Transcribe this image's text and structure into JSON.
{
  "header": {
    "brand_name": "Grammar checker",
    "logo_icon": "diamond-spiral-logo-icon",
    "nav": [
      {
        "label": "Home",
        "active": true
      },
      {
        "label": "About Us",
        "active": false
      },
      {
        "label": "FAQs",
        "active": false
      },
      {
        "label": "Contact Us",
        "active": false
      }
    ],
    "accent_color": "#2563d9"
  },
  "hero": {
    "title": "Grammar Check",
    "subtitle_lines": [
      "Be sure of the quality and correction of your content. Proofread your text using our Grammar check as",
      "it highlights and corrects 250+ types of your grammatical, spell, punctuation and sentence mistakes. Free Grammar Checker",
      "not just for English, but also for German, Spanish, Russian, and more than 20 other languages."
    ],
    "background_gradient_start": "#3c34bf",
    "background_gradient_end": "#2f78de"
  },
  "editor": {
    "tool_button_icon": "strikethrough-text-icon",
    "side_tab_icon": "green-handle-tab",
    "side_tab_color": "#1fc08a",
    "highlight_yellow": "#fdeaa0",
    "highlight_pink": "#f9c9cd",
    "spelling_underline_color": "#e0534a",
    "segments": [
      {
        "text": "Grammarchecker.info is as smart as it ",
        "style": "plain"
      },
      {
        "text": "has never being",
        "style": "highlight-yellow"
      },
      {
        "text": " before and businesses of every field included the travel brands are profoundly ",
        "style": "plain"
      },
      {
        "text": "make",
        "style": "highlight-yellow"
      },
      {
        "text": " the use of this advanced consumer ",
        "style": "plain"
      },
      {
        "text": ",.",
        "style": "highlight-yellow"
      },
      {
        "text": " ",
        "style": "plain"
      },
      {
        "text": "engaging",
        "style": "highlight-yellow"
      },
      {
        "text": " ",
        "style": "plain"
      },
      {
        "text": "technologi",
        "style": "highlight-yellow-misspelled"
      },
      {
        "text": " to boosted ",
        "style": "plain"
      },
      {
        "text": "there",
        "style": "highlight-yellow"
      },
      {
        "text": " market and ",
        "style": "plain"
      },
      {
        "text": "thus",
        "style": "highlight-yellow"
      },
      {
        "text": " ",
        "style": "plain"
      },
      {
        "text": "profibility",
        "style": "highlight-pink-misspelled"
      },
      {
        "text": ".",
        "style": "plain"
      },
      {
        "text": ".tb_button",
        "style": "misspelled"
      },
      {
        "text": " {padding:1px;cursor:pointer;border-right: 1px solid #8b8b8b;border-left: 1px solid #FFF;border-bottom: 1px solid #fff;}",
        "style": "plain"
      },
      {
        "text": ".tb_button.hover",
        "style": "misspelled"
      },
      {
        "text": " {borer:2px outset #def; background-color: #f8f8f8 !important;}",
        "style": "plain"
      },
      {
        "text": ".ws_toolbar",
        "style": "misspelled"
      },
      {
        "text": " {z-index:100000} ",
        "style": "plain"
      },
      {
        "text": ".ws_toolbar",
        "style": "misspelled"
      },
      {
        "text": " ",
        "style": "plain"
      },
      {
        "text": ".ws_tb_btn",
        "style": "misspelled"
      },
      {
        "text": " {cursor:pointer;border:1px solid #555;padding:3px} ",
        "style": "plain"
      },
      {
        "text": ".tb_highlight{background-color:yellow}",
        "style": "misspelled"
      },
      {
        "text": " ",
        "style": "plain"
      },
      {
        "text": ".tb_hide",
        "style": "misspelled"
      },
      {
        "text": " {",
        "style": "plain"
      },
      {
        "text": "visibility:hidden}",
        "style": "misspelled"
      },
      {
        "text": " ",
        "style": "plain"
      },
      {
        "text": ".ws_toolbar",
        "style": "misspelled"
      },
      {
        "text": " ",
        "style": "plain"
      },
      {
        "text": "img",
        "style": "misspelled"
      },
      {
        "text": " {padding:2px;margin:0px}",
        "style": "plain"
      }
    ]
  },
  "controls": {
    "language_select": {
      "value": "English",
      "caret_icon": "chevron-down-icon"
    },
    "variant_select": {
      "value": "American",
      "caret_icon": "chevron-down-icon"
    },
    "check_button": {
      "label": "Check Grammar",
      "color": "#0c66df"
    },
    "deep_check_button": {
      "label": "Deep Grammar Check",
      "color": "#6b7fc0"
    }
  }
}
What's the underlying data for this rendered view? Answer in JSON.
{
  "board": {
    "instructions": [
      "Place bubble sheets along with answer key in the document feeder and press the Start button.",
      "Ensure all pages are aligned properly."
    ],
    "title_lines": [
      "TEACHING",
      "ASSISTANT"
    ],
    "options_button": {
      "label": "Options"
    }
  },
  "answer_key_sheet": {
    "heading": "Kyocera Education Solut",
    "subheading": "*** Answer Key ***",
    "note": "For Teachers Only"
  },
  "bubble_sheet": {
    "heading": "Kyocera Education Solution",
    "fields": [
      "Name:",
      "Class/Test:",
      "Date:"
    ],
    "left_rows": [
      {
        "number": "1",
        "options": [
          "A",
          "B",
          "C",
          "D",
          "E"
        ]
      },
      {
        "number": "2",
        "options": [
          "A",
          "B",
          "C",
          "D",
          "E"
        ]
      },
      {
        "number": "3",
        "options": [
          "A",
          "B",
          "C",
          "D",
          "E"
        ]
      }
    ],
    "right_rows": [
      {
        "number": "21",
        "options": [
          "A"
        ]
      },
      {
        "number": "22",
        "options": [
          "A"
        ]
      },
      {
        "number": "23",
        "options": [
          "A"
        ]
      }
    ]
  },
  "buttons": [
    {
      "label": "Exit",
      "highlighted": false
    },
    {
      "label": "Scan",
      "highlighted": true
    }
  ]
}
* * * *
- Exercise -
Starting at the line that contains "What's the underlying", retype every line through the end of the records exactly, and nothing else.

- Task result -
What's the underlying data for this rendered view? Answer in JSON.
{
  "board": {
    "instructions": [
      "Place bubble sheets along with answer key in the document feeder and press the Start button.",
      "Ensure all pages are aligned properly."
    ],
    "title_lines": [
      "TEACHING",
      "ASSISTANT"
    ],
    "options_button": {
      "label": "Options"
    }
  },
  "answer_key_sheet": {
    "heading": "Kyocera Education Solut",
    "subheading": "*** Answer Key ***",
    "note": "For Teachers Only"
  },
  "bubble_sheet": {
    "heading": "Kyocera Education Solution",
    "fields": [
      "Name:",
      "Class/Test:",
      "Date:"
    ],
    "left_rows": [
      {
        "number": "1",
        "options": [
          "A",
          "B",
          "C",
          "D",
          "E"
        ]
      },
      {
        "number": "2",
        "options": [
          "A",
          "B",
          "C",
          "D",
          "E"
        ]
      },
      {
        "number": "3",
        "options": [
          "A",
          "B",
          "C",
          "D",
          "E"
        ]
      }
    ],
    "right_rows": [
      {
        "number": "21",
        "options": [
          "A"
        ]
      },
      {
        "number": "22",
        "options": [
          "A"
        ]
      },
      {
        "number": "23",
        "options": [
          "A"
        ]
      }
    ]
  },
  "buttons": [
    {
      "label": "Exit",
      "highlighted": false
    },
    {
      "label": "Scan",
      "highlighted": true
    }
  ]
}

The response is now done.